First discovered in the 1960s, feline leukemia virus is a transmittable RNA retrovirus that can severely inhibit a cat's immune system. It is one of the most commonly diagnosed causes of disease and death in domestic cats. Becaue the virus doesn't always manifest symptoms right away, any new cat entering the household, and any sick cat, should be tested for FeLV.
Heartworm (Dogs and Cats)
Heartworm is a parasitic worm that lives in the heart and pulmonary arteries of an infected animal. The worms travel through the bloodstream, harming arteries and vital organas as they go, ultimately completing their journey to the vessels of the lung and the heart chamber about six months after the initial infection. Several hundred worms can live in one dog for five to seven years.
Spread by infected mosquitoes, heartworm is increasingly being recognized as an underlying cause of health problems in domestic cats. Cats are an atypical host for heartworms. Despite its name, heartworm primarily causes lung diseases in cats. It is an important concern for any cat owner living in areas densely populated by mosquitoes, and prevention should be discussed with a veterinarian.
High-Rise Syndrome (Cats)
Many pet parents eagerly open their windows to enjoy the weather during the summer months. Unfortunately unscreened windows pose a real danger to cats, who fall out of them so often that the veterinary profession has a name for the complaint - High-Rise Syndrome. Falls can result in shattered jaws, punctured lungs, broken limbs and pelvises, and even death.
Kennel Cough (Dogs)
Kennel cough is a term loosely used to describe a complex of respiratory infections, both viral and bacterial, that causes inflammation of a dog's voice box and windpipe. It is a form of bronchitis and is similar to a chest cold in humans.
Canine parvovirus is a highly contagious viral disease that can produce life-threatening illness.
Rabies (Dogs and Cats)
Rabies is a viral disease that affects the brain and spinal cord of all mammals, including cats, dogs and humans. This preventable disease has been reported in every state except Hawaii. Once symptions appear, rabies is often fatal.
Although the name suggests otherwise, ringworm is not caused by a worm, but a fungus that can infect the skin, hair and nails. This highly contagious disease can lead to patchy areas of hair loss on a dog and spread to other animals, and to humans, too. In cats, it is not uncommon, and is a highly contagious disease. Ringworm can lead to patchy, circular areas of hair loss with central red rings. Also known as dermatophytosis, ringworm often spreads to other pets in the household, and can affect humans, too.
Upper Respiratory Infections (Cats)
A cat's upper respiratory tract, the nose, throat and sinus area, is susceptive to infections caused by a variety of viruses and bacteria.

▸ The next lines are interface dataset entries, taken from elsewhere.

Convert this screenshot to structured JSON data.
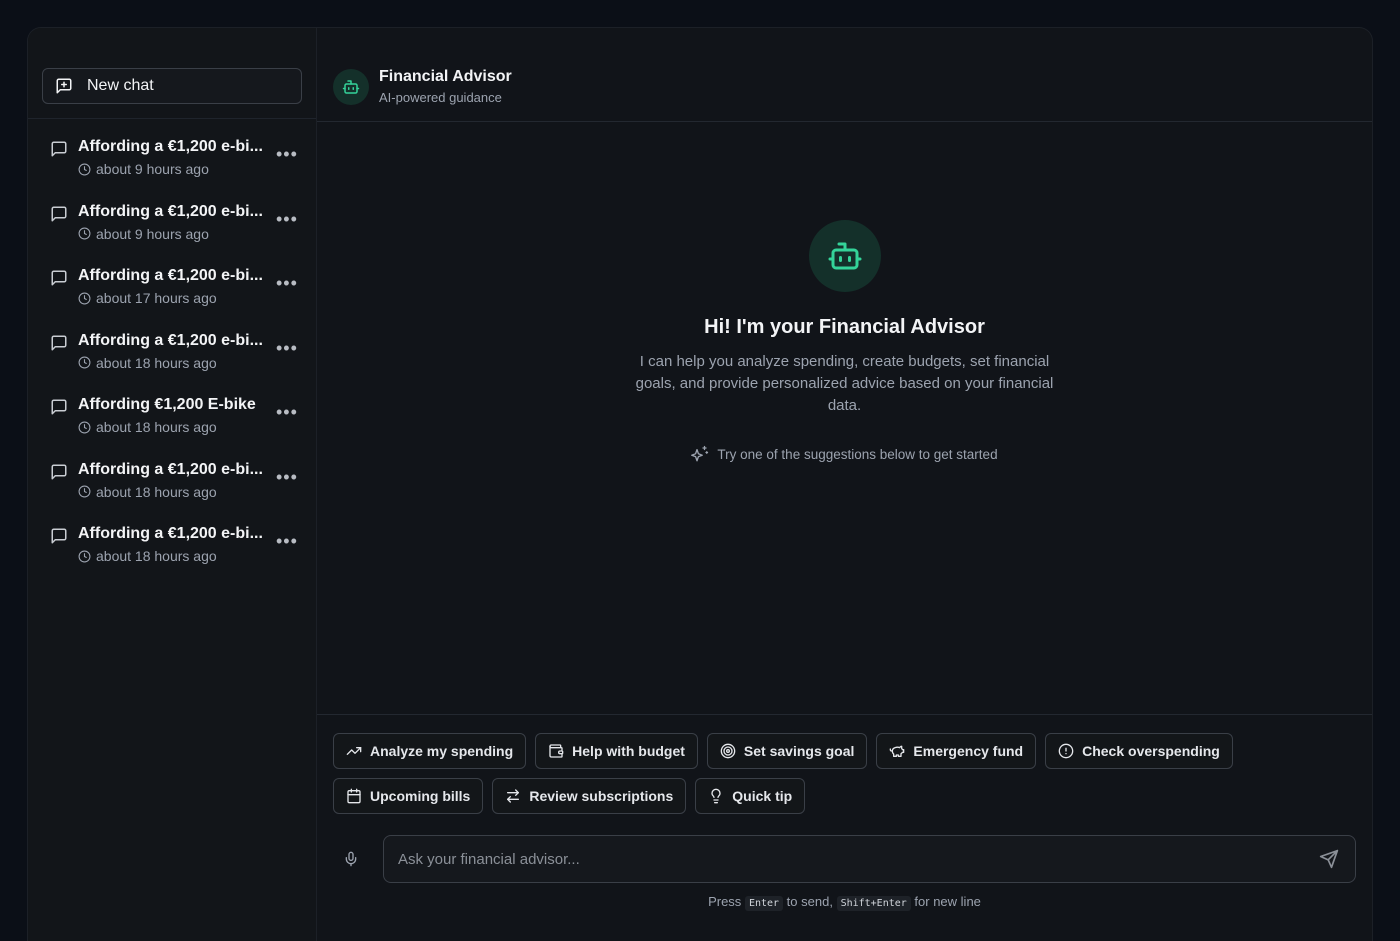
{
  "sidebar": {
    "new_chat_label": "New chat",
    "items": [
      {
        "title": "Affording a €1,200 e-bi...",
        "time": "about 9 hours ago"
      },
      {
        "title": "Affording a €1,200 e-bi...",
        "time": "about 9 hours ago"
      },
      {
        "title": "Affording a €1,200 e-bi...",
        "time": "about 17 hours ago"
      },
      {
        "title": "Affording a €1,200 e-bi...",
        "time": "about 18 hours ago"
      },
      {
        "title": "Affording €1,200 E-bike",
        "time": "about 18 hours ago"
      },
      {
        "title": "Affording a €1,200 e-bi...",
        "time": "about 18 hours ago"
      },
      {
        "title": "Affording a €1,200 e-bi...",
        "time": "about 18 hours ago"
      }
    ],
    "more_glyph": "•••"
  },
  "header": {
    "title": "Financial Advisor",
    "subtitle": "AI-powered guidance"
  },
  "welcome": {
    "heading": "Hi! I'm your Financial Advisor",
    "body": "I can help you analyze spending, create budgets, set financial goals, and provide personalized advice based on your financial data.",
    "hint": "Try one of the suggestions below to get started"
  },
  "suggestions": [
    {
      "label": "Analyze my spending",
      "icon": "trending-up-icon"
    },
    {
      "label": "Help with budget",
      "icon": "wallet-icon"
    },
    {
      "label": "Set savings goal",
      "icon": "target-icon"
    },
    {
      "label": "Emergency fund",
      "icon": "piggy-bank-icon"
    },
    {
      "label": "Check overspending",
      "icon": "alert-circle-icon"
    },
    {
      "label": "Upcoming bills",
      "icon": "calendar-icon"
    },
    {
      "label": "Review subscriptions",
      "icon": "repeat-icon"
    },
    {
      "label": "Quick tip",
      "icon": "lightbulb-icon"
    }
  ],
  "composer": {
    "placeholder": "Ask your financial advisor...",
    "hint_press": "Press",
    "hint_enter_key": "Enter",
    "hint_to_send": "to send,",
    "hint_shift_key": "Shift+Enter",
    "hint_newline": "for new line"
  },
  "colors": {
    "accent": "#34d399",
    "background": "#111419",
    "border": "#3a3f47"
  }
}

Cats can acquire a variety of intestinal parasites, including some that are commonly referred to as "worms." Infestations of intestinal worms can cause a variety of symptoms. Sometimes cats demonstrate few to no outward signs of infection, and the infection can go undetected despite being a potentially serious health problem. Some feline parasitic worms are hazards for human health, as well.
Other animal or pet awareness ribbons:
Animal Abuse Prevention - Purple Ribbons
Please remember to spread awareness of animal abuse with a purple ribbon.
Animal Loss Due to Animal Abuse - Purple and Black Ribbons
For those animals who have been lost due to animal abuse, please consider our purple and black pin. Our purple and black pin can be engraved with a name, date or message, which can encourage others to learn about and advcoate for these animals who have been abused and/or neglected.
Orange Ribbon for Animals
The orange ribbon recognizes at-risk animals. It also demonstrates your dedication to being an animal guardian, advocating for adopting from animal shelters and rescue organizations; spaying and neurtering animals to prevent homeless and unwanted animal populations; and protecting and loving your animal for their entire lifetime.